Friday, March 5, 2021

February jobs report: strong growth with a few blemishes


 - by New Deal democrat

  • +397,000 million jobs added: 465,000 private sector minus - 86,000 government. The alternate, and more volatile measure in the household report indicated a gain of 208,000 jobs, which factors into the unemployment and underemployment rates below.
  • U3 unemployment rate declined 0.1% at 6.2%, compared with the January 2020 low of 3.5%.
  • U6 underemployment rate was unchanged at 11.1%, compared with the January 2020 low of 6.9%.
  • Those on temporary layoff decreased 517,000 to 2,229,000.
  • Permanent job losers decreased 6,000 to 3,497,000.
  • December was revised downward by 79,000, while January was revised upward by 87,000, for a net gain of 38,000 jobs compared with previous reports.
Leading employment indicators of a slowdown or recession

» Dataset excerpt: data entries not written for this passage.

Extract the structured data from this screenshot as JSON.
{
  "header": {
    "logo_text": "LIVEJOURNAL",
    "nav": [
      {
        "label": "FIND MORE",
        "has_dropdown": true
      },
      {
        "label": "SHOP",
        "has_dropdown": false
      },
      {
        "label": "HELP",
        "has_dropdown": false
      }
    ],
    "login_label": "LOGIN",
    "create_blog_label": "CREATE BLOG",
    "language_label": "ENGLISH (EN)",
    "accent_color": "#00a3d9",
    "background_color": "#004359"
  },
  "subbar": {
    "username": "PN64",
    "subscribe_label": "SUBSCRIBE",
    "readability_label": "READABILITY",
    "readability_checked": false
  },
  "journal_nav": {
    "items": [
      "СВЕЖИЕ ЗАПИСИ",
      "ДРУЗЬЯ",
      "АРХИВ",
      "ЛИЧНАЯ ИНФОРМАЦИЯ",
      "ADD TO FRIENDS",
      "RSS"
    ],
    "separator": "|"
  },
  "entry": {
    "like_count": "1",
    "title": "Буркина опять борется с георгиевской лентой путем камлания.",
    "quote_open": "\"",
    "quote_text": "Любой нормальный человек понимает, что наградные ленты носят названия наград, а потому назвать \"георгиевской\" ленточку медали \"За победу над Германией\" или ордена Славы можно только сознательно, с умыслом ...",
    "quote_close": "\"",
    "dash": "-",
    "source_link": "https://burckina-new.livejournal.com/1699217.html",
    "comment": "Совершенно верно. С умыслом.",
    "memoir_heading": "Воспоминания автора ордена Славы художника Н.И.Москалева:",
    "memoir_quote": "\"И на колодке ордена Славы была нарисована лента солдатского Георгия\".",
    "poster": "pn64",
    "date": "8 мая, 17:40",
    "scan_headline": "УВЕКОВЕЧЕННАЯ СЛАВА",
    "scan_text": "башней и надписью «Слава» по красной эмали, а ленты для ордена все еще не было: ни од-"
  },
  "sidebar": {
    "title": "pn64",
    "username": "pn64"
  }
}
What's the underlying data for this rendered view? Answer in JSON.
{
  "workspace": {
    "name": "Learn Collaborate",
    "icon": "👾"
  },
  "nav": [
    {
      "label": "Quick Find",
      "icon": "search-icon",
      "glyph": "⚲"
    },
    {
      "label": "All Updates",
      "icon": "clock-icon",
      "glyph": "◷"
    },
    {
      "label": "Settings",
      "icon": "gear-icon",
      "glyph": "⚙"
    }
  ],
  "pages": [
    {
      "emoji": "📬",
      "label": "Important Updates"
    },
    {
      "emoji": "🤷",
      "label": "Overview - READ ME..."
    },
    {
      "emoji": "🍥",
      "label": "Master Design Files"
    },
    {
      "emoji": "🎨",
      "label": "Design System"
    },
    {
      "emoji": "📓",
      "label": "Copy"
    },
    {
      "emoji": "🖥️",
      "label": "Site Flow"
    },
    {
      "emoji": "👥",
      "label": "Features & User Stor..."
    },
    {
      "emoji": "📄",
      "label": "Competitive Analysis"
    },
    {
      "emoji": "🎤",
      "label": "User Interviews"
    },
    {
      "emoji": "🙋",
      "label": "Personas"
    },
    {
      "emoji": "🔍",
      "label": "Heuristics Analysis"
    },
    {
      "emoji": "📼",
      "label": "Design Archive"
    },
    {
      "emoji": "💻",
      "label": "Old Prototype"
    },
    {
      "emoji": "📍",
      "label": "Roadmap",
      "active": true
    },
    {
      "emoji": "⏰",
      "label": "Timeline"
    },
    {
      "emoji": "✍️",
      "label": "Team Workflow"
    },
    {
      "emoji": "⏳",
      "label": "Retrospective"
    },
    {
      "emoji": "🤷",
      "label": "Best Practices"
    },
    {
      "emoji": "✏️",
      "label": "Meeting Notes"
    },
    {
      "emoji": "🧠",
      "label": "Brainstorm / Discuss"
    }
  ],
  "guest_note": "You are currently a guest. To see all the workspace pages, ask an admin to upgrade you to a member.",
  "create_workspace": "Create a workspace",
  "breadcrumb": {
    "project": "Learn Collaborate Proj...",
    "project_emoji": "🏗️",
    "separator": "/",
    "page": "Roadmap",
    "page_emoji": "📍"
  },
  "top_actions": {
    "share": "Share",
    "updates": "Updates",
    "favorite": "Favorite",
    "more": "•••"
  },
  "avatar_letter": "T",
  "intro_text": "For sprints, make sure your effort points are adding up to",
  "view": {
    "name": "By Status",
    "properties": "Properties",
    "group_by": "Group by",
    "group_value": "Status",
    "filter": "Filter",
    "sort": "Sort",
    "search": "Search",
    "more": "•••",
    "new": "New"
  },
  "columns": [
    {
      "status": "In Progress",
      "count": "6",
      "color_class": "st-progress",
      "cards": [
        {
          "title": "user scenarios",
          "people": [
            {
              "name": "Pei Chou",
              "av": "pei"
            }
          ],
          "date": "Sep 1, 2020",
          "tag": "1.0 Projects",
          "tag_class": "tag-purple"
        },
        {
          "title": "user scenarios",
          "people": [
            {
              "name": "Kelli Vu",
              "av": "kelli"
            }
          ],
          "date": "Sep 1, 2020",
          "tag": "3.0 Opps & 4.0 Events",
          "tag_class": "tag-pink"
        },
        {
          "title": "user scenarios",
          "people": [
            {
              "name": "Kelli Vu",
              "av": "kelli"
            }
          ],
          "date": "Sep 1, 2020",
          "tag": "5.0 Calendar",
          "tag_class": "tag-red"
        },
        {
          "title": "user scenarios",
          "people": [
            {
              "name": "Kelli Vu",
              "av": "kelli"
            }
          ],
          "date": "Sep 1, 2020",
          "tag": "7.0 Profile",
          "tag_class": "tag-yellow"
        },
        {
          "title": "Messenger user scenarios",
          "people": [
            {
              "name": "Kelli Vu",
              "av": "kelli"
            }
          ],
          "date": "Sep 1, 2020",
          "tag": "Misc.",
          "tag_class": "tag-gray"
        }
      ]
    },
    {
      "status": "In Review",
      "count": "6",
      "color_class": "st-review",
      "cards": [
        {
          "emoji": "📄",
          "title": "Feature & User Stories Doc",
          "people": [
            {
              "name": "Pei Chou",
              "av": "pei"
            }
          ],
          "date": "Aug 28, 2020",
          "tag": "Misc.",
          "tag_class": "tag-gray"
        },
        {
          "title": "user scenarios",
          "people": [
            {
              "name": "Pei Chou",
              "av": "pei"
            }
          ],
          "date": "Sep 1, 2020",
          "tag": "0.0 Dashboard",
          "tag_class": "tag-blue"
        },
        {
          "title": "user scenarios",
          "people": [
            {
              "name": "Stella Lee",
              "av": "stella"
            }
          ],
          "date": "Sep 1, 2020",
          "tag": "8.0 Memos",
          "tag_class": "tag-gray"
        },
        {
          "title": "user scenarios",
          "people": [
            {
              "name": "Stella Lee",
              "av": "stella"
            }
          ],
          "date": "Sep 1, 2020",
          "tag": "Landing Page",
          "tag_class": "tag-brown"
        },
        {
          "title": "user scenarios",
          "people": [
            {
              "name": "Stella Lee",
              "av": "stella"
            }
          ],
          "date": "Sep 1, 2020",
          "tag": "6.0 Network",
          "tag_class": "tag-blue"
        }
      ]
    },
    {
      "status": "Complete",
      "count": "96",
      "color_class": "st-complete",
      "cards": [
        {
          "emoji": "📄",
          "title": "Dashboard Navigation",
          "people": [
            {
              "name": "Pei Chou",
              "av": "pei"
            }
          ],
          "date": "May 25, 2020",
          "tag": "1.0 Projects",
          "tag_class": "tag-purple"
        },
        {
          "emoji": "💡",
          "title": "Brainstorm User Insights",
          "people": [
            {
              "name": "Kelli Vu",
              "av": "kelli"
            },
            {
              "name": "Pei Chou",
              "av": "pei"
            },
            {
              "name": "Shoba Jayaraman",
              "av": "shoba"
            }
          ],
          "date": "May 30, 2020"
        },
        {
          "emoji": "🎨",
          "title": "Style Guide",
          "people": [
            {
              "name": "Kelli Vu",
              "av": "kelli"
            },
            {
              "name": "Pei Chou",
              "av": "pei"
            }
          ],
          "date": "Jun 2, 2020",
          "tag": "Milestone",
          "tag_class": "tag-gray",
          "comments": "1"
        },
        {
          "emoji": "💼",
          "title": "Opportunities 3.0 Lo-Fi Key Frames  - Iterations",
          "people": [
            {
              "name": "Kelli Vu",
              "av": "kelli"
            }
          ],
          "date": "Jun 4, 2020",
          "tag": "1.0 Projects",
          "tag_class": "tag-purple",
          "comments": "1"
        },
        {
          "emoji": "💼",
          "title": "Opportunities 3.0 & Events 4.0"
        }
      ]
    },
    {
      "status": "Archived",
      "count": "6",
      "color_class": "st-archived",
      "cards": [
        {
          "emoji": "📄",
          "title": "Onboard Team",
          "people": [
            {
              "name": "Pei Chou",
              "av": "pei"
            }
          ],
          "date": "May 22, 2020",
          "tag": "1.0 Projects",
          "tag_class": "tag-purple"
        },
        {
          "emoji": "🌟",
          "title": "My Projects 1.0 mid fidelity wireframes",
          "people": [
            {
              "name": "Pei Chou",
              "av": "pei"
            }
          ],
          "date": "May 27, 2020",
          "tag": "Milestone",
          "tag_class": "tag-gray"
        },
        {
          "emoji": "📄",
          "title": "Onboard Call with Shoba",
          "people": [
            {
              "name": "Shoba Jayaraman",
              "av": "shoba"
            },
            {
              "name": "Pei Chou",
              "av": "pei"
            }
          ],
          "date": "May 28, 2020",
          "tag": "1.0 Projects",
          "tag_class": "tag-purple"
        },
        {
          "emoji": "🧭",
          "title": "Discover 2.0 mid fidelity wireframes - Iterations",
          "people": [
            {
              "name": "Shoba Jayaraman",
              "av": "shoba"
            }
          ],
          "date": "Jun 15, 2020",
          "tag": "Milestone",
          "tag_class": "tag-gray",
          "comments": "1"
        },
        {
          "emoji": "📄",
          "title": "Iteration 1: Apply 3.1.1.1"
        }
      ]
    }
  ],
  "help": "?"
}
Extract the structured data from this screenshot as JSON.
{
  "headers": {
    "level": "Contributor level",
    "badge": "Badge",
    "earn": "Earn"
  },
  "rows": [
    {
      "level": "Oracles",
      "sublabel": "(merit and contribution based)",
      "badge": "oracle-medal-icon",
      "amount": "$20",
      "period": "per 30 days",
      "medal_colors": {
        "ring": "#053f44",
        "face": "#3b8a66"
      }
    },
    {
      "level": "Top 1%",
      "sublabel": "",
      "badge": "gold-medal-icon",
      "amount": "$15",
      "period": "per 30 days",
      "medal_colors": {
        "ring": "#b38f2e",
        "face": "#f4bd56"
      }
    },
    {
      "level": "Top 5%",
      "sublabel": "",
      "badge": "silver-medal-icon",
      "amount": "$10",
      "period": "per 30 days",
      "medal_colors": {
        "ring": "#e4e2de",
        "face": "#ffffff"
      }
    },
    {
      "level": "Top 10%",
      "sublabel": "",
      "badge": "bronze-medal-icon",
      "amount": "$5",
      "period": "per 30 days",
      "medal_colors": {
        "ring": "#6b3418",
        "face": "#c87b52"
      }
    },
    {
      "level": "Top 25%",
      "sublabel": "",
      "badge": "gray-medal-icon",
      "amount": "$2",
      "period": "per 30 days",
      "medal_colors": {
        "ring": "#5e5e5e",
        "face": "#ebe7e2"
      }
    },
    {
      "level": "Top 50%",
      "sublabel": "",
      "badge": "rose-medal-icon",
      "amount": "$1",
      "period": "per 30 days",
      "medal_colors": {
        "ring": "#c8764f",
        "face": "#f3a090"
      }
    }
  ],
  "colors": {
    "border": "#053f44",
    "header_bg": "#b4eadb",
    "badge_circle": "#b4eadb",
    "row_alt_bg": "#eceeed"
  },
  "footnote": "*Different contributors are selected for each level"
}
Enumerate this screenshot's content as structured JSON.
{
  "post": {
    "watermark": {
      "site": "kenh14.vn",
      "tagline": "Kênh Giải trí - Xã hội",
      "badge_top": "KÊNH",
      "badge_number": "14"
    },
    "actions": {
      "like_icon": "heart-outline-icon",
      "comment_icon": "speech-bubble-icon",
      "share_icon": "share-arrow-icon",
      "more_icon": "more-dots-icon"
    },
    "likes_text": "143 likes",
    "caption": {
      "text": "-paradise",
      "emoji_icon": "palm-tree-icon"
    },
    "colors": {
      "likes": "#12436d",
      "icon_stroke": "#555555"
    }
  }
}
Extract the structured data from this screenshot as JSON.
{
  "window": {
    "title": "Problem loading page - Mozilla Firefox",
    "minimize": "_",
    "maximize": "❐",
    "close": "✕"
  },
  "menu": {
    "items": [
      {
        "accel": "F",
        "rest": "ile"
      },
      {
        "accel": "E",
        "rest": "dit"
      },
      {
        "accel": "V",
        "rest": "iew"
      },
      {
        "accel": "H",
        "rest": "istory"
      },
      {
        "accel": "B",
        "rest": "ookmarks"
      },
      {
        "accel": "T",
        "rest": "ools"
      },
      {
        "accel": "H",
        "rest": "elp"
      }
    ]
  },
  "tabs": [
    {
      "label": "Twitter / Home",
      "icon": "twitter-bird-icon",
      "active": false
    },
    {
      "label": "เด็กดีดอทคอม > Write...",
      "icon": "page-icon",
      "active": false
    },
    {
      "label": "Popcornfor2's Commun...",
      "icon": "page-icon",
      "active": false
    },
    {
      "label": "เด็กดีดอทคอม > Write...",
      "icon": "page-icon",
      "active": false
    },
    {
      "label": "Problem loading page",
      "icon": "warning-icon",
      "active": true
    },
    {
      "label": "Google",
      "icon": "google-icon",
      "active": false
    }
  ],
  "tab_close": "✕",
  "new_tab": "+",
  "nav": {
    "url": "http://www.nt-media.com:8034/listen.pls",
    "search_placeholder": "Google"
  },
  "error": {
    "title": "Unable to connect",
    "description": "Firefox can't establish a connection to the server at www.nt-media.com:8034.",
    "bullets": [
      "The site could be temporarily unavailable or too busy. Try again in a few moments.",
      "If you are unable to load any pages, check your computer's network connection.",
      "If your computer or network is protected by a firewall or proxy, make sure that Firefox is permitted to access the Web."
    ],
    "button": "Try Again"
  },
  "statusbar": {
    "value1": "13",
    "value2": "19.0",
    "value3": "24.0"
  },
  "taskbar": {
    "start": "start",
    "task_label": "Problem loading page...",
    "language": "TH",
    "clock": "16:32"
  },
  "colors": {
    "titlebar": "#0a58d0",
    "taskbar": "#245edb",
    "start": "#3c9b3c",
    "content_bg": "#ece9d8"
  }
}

I am still highlighting these because of their leading nature for the economy overall.  These were mixed but more positive than negative: 
  • the average manufacturing workweek decreased to 40.2 hours. This is one of the 10 components of the LEI.
  • Manufacturing jobs increased by 21,000. YoY manufacturing has still lost -561,000, or 4.4% of the total. About 60% of the total loss of 10.6% has been regained.
  • Construction jobs decreased by 61,000 (probably reflecting poor weather, even for winter, in places like Texas in February) . YoY -175,000 construction jobs have been lost, 4.0% of the total. About 75% of the worst loss of 15.2% loss has been regained.
  • Residential construction jobs, which are even more leading, *rose* by 5,300. YoY there have been actual job gains, and employment in this sector is at another new 10 year+ high.
  • temporary jobs increased by 52,700. YoY, there have still been 175,100 jobs lost, or 6% of all temporary help jobs.
  • the number of people unemployed for 5 weeks or less declined by -93,000 to 2.185 million, compared with last April’s total of 14.283 million.
  • Professional and business employment rose by 63,000, which is still 771,000, or about 3.6% below its peak one year ago.

Wages of non-managerial workers
  • Average Hourly Earnings for Production and Nonsupervisory Personnel: rose $0.04 to $25.19, which is a 5.1% YoY gain. This is at a level not seen in the past 10 years outside of the first months of this pandemic and also January. Relative gains in this measure reflect that job losses during the pandemic have occurred primarily among lower wage earners.

Aggregate hours and wages:
  • the index of aggregate hours worked for non-managerial workers declined by -0.8%, with a YoY loss of -6.3%.
  •  the index of aggregate payrolls for non-managerial workers declined by -0.7%, with a YoY loss of -0.8%. Still, about 90% of the loss from last February to April has been made back up.

Other significant data:
  • Full time jobs gained 301,000 in the household report.
  • Part time jobs declined 456,000 in the household report.
  • The number of job holders who were part time for economic reasons increased by 134,000 to 6.088 million, with a YoY increase of 1,690,000, or 39.5%.


This was generally a positive report, with resumed good growth in the headline employment number and another decline in the unemployment rate. Most internals were positive, including the manufacturing, residential construction, and temporary employment sectors, with a decline in both temporary and permanent layoffs, and an increase in full time jobs. 

The negatives were the surprise decline in the manufacturing workweek, and anomalous declines in both aggregate hours and payrolls. Involuntary part time employment also rose slightly. I am discounting the decline in construction jobs for weather-related reasons.

We are still about 9.5 Million jobs behind where we were one year ago just before the pandemic hit. Even if we were to continue adding jobs at this month’s rate, it would take 2 full years just to get back to that level. The good news, I think, is that with vaccinations picking up speed, the economy is set to really surge by summertime, and hopefully there will be even stronger jobs growth as that happens.